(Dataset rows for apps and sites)
+ + + + +
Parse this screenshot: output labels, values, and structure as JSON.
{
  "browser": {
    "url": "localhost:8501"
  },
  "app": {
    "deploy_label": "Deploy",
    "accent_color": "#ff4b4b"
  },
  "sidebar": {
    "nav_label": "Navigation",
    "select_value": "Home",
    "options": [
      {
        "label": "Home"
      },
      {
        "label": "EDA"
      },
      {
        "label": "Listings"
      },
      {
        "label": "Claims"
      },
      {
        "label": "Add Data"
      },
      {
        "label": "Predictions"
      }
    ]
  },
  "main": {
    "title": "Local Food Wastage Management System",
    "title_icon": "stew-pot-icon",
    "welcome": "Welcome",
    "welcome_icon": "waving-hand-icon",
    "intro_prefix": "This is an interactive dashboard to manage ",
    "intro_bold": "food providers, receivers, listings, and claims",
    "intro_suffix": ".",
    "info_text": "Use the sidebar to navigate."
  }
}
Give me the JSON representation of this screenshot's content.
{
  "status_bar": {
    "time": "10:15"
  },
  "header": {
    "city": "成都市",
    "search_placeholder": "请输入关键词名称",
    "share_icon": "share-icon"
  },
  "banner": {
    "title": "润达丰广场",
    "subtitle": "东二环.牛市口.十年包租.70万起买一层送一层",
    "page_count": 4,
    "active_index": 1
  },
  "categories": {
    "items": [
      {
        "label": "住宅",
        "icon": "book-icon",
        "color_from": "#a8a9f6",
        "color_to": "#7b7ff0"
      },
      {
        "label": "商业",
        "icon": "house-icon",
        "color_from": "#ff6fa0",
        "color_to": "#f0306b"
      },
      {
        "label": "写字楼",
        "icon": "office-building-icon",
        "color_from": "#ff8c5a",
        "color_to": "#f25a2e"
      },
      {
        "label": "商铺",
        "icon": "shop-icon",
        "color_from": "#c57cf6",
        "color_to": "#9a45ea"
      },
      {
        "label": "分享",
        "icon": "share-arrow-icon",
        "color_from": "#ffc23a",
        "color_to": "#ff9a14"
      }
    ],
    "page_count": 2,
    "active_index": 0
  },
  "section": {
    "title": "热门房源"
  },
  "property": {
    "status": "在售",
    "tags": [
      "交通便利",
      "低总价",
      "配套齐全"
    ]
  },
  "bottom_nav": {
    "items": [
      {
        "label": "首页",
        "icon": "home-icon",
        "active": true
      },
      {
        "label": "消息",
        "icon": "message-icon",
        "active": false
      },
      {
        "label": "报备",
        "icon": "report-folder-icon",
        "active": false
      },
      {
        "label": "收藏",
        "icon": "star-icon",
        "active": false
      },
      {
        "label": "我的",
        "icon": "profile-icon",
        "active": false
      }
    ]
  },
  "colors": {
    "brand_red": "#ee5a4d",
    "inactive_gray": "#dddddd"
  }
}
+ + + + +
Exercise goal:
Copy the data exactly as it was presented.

Answer below:
Parse this screenshot: output labels, values, and structure as JSON.
{
  "browser": {
    "url": "localhost:8501"
  },
  "app": {
    "deploy_label": "Deploy",
    "accent_color": "#ff4b4b"
  },
  "sidebar": {
    "nav_label": "Navigation",
    "select_value": "Home",
    "options": [
      {
        "label": "Home"
      },
      {
        "label": "EDA"
      },
      {
        "label": "Listings"
      },
      {
        "label": "Claims"
      },
      {
        "label": "Add Data"
      },
      {
        "label": "Predictions"
      }
    ]
  },
  "main": {
    "title": "Local Food Wastage Management System",
    "title_icon": "stew-pot-icon",
    "welcome": "Welcome",
    "welcome_icon": "waving-hand-icon",
    "intro_prefix": "This is an interactive dashboard to manage ",
    "intro_bold": "food providers, receivers, listings, and claims",
    "intro_suffix": ".",
    "info_text": "Use the sidebar to navigate."
  }
}
Give me the JSON representation of this screenshot's content.
{
  "status_bar": {
    "time": "10:15"
  },
  "header": {
    "city": "成都市",
    "search_placeholder": "请输入关键词名称",
    "share_icon": "share-icon"
  },
  "banner": {
    "title": "润达丰广场",
    "subtitle": "东二环.牛市口.十年包租.70万起买一层送一层",
    "page_count": 4,
    "active_index": 1
  },
  "categories": {
    "items": [
      {
        "label": "住宅",
        "icon": "book-icon",
        "color_from": "#a8a9f6",
        "color_to": "#7b7ff0"
      },
      {
        "label": "商业",
        "icon": "house-icon",
        "color_from": "#ff6fa0",
        "color_to": "#f0306b"
      },
      {
        "label": "写字楼",
        "icon": "office-building-icon",
        "color_from": "#ff8c5a",
        "color_to": "#f25a2e"
      },
      {
        "label": "商铺",
        "icon": "shop-icon",
        "color_from": "#c57cf6",
        "color_to": "#9a45ea"
      },
      {
        "label": "分享",
        "icon": "share-arrow-icon",
        "color_from": "#ffc23a",
        "color_to": "#ff9a14"
      }
    ],
    "page_count": 2,
    "active_index": 0
  },
  "section": {
    "title": "热门房源"
  },
  "property": {
    "status": "在售",
    "tags": [
      "交通便利",
      "低总价",
      "配套齐全"
    ]
  },
  "bottom_nav": {
    "items": [
      {
        "label": "首页",
        "icon": "home-icon",
        "active": true
      },
      {
        "label": "消息",
        "icon": "message-icon",
        "active": false
      },
      {
        "label": "报备",
        "icon": "report-folder-icon",
        "active": false
      },
      {
        "label": "收藏",
        "icon": "star-icon",
        "active": false
      },
      {
        "label": "我的",
        "icon": "profile-icon",
        "active": false
      }
    ]
  },
  "colors": {
    "brand_red": "#ee5a4d",
    "inactive_gray": "#dddddd"
  }
}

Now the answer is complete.